→ WHAT YOU NEED TO DO: Nothing but the images is to be left out of your exact copy of the entries.

(Entries from a dataset of interfaces)
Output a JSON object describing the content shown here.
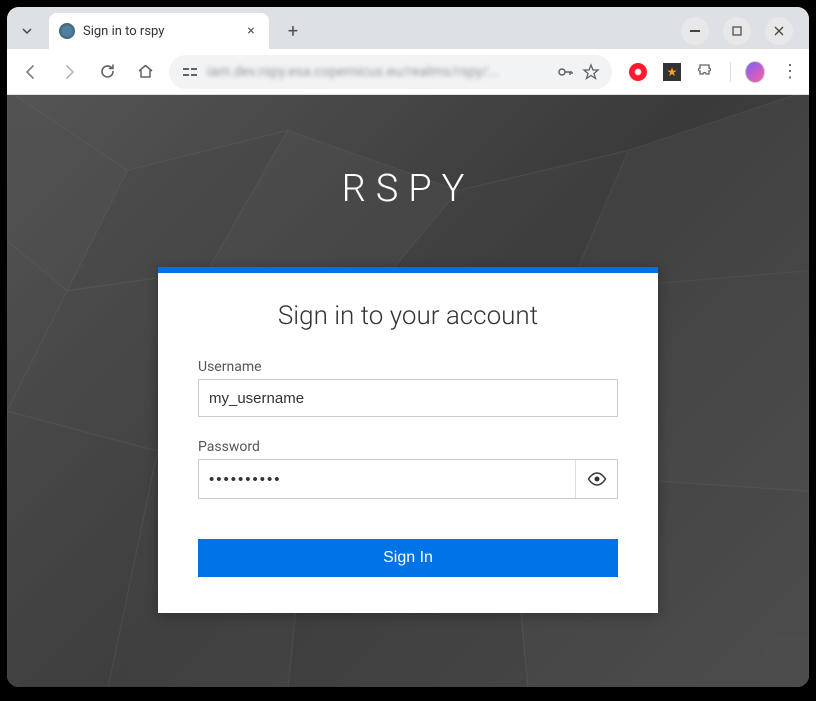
{
  "browser": {
    "tab_title": "Sign in to rspy",
    "url_display": "iam.dev.rspy.esa.copernicus.eu/realms/rspy/..."
  },
  "page": {
    "brand": "RSPY",
    "card_title": "Sign in to your account",
    "username_label": "Username",
    "username_value": "my_username",
    "password_label": "Password",
    "password_value": "••••••••••",
    "signin_label": "Sign In"
  }
}
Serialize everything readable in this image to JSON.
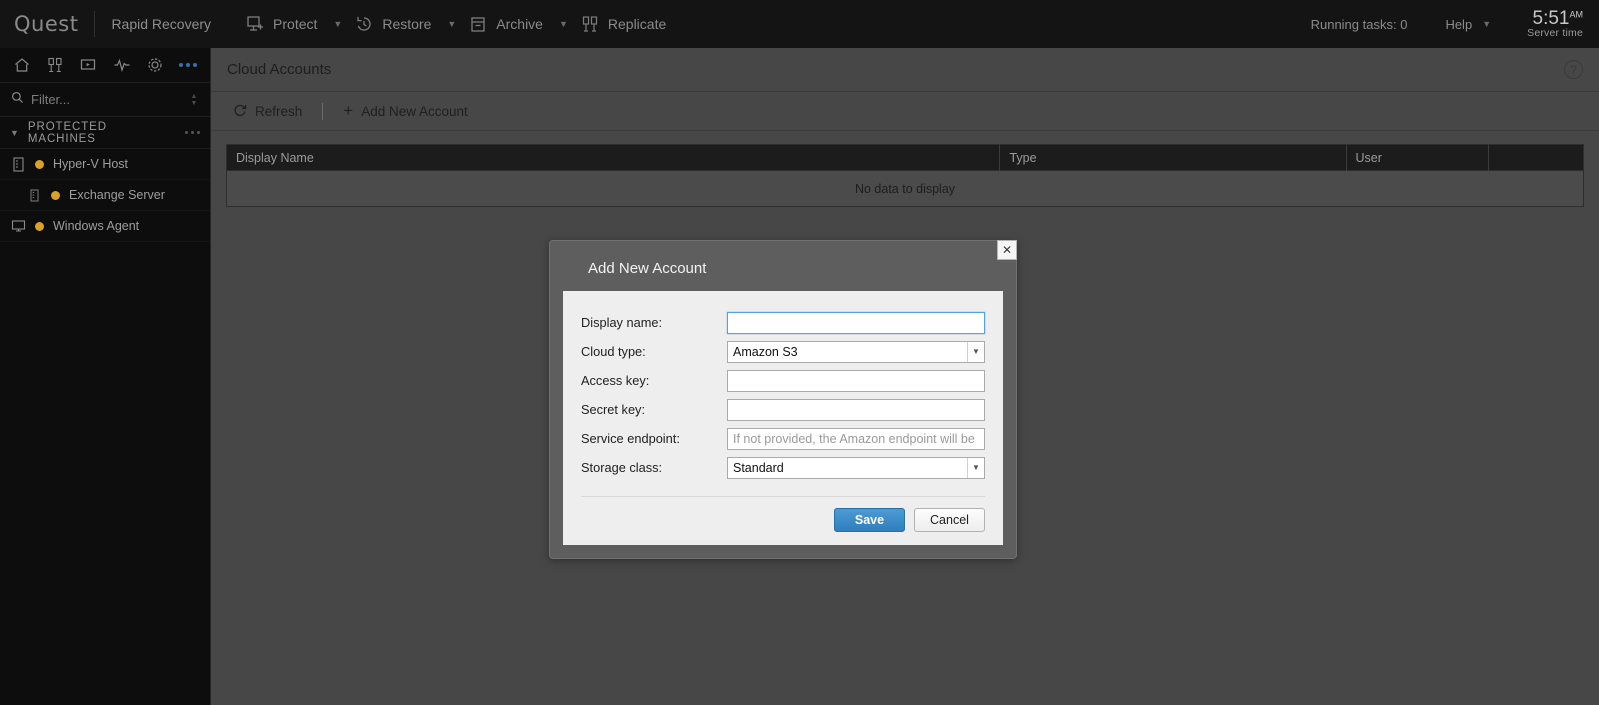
{
  "topbar": {
    "logo": "Quest",
    "product": "Rapid Recovery",
    "nav": [
      {
        "label": "Protect",
        "icon": "protect-icon",
        "caret": true
      },
      {
        "label": "Restore",
        "icon": "restore-icon",
        "caret": true
      },
      {
        "label": "Archive",
        "icon": "archive-icon",
        "caret": true
      },
      {
        "label": "Replicate",
        "icon": "replicate-icon",
        "caret": false
      }
    ],
    "running_tasks": "Running tasks: 0",
    "help": "Help",
    "time": "5:51",
    "ampm": "AM",
    "server_time": "Server time"
  },
  "sidebar": {
    "icons": [
      "home-icon",
      "machines-icon",
      "monitor-icon",
      "events-icon",
      "settings-icon",
      "more-icon"
    ],
    "filter": {
      "placeholder": "Filter...",
      "value": ""
    },
    "group": {
      "title": "PROTECTED MACHINES"
    },
    "machines": [
      {
        "label": "Hyper-V Host",
        "status_color": "#d9a227",
        "icon": "server-icon",
        "indent": false
      },
      {
        "label": "Exchange Server",
        "status_color": "#d9a227",
        "icon": "server-icon",
        "indent": true
      },
      {
        "label": "Windows Agent",
        "status_color": "#d9a227",
        "icon": "desktop-icon",
        "indent": false
      }
    ]
  },
  "page": {
    "title": "Cloud Accounts",
    "help_icon": "?",
    "toolbar": {
      "refresh": "Refresh",
      "add_new_account": "Add New Account"
    },
    "table": {
      "columns": [
        "Display Name",
        "Type",
        "User",
        ""
      ],
      "empty_message": "No data to display",
      "rows": []
    }
  },
  "dialog": {
    "title": "Add New Account",
    "close": "✕",
    "fields": [
      {
        "label": "Display name:",
        "type": "text",
        "value": "",
        "placeholder": "",
        "focused": true
      },
      {
        "label": "Cloud type:",
        "type": "select",
        "value": "Amazon S3"
      },
      {
        "label": "Access key:",
        "type": "text",
        "value": "",
        "placeholder": "",
        "focused": false
      },
      {
        "label": "Secret key:",
        "type": "text",
        "value": "",
        "placeholder": "",
        "focused": false
      },
      {
        "label": "Service endpoint:",
        "type": "text",
        "value": "",
        "placeholder": "If not provided, the Amazon endpoint will be used",
        "focused": false
      },
      {
        "label": "Storage class:",
        "type": "select",
        "value": "Standard"
      }
    ],
    "save": "Save",
    "cancel": "Cancel"
  },
  "colors": {
    "accent_blue": "#2e7fbd",
    "status_amber": "#d9a227",
    "topbar_bg": "#141414",
    "sidebar_bg": "#0d0d0d",
    "content_bg": "#474747"
  }
}
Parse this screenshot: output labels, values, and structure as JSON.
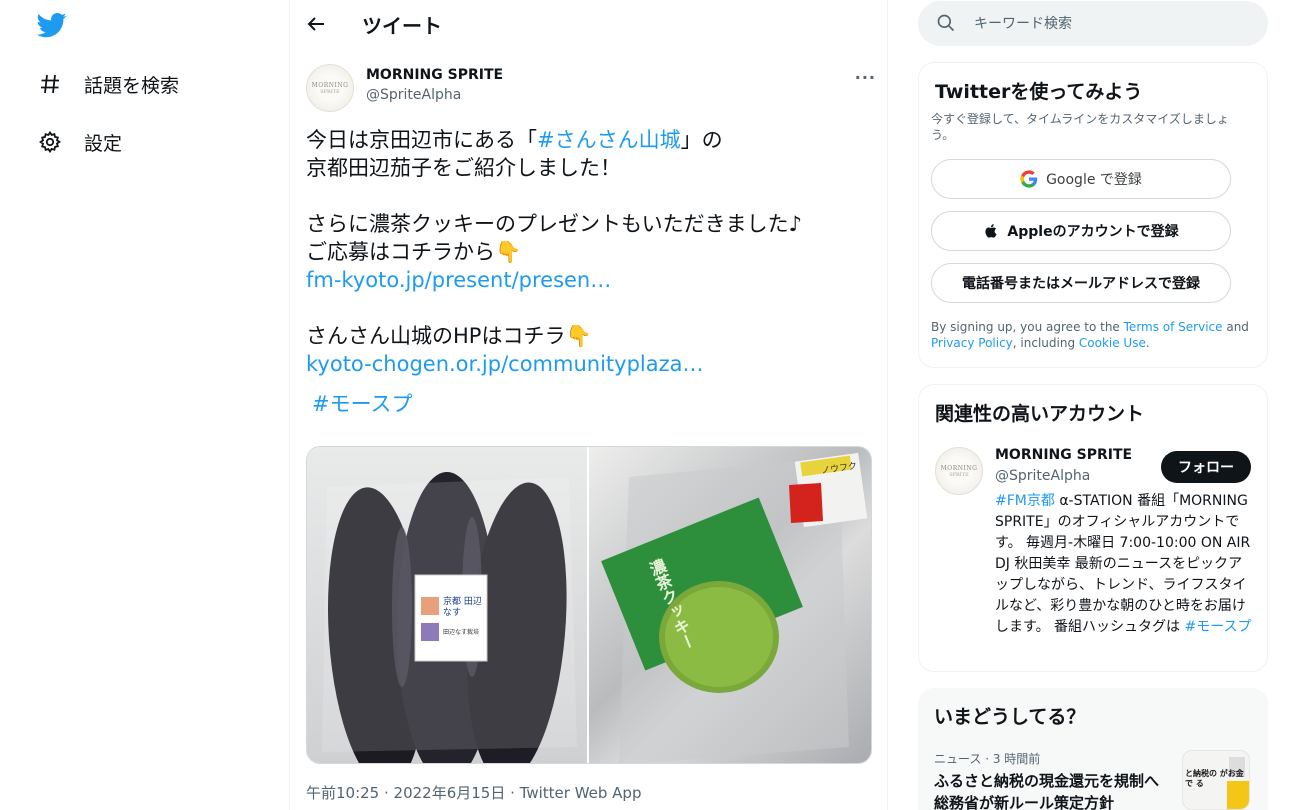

→ RESULT OF THE EXERCISE:
Output a JSON object describing the content shown here.
{
  "browser": {
    "tab_title": "Sign in to rspy",
    "url_display": "iam.dev.rspy.esa.copernicus.eu/realms/rspy/..."
  },
  "page": {
    "brand": "RSPY",
    "card_title": "Sign in to your account",
    "username_label": "Username",
    "username_value": "my_username",
    "password_label": "Password",
    "password_value": "••••••••••",
    "signin_label": "Sign In"
  }
}
Serialize everything readable in this image to JSON.
{
  "topbar": {
    "logo": "Quest",
    "product": "Rapid Recovery",
    "nav": [
      {
        "label": "Protect",
        "icon": "protect-icon",
        "caret": true
      },
      {
        "label": "Restore",
        "icon": "restore-icon",
        "caret": true
      },
      {
        "label": "Archive",
        "icon": "archive-icon",
        "caret": true
      },
      {
        "label": "Replicate",
        "icon": "replicate-icon",
        "caret": false
      }
    ],
    "running_tasks": "Running tasks: 0",
    "help": "Help",
    "time": "5:51",
    "ampm": "AM",
    "server_time": "Server time"
  },
  "sidebar": {
    "icons": [
      "home-icon",
      "machines-icon",
      "monitor-icon",
      "events-icon",
      "settings-icon",
      "more-icon"
    ],
    "filter": {
      "placeholder": "Filter...",
      "value": ""
    },
    "group": {
      "title": "PROTECTED MACHINES"
    },
    "machines": [
      {
        "label": "Hyper-V Host",
        "status_color": "#d9a227",
        "icon": "server-icon",
        "indent": false
      },
      {
        "label": "Exchange Server",
        "status_color": "#d9a227",
        "icon": "server-icon",
        "indent": true
      },
      {
        "label": "Windows Agent",
        "status_color": "#d9a227",
        "icon": "desktop-icon",
        "indent": false
      }
    ]
  },
  "page": {
    "title": "Cloud Accounts",
    "help_icon": "?",
    "toolbar": {
      "refresh": "Refresh",
      "add_new_account": "Add New Account"
    },
    "table": {
      "columns": [
        "Display Name",
        "Type",
        "User",
        ""
      ],
      "empty_message": "No data to display",
      "rows": []
    }
  },
  "dialog": {
    "title": "Add New Account",
    "close": "✕",
    "fields": [
      {
        "label": "Display name:",
        "type": "text",
        "value": "",
        "placeholder": "",
        "focused": true
      },
      {
        "label": "Cloud type:",
        "type": "select",
        "value": "Amazon S3"
      },
      {
        "label": "Access key:",
        "type": "text",
        "value": "",
        "placeholder": "",
        "focused": false
      },
      {
        "label": "Secret key:",
        "type": "text",
        "value": "",
        "placeholder": "",
        "focused": false
      },
      {
        "label": "Service endpoint:",
        "type": "text",
        "value": "",
        "placeholder": "If not provided, the Amazon endpoint will be used",
        "focused": false
      },
      {
        "label": "Storage class:",
        "type": "select",
        "value": "Standard"
      }
    ],
    "save": "Save",
    "cancel": "Cancel"
  },
  "colors": {
    "accent_blue": "#2e7fbd",
    "status_amber": "#d9a227",
    "topbar_bg": "#141414",
    "sidebar_bg": "#0d0d0d",
    "content_bg": "#474747"
  }
}
Parse this screenshot: output labels, values, and structure as JSON.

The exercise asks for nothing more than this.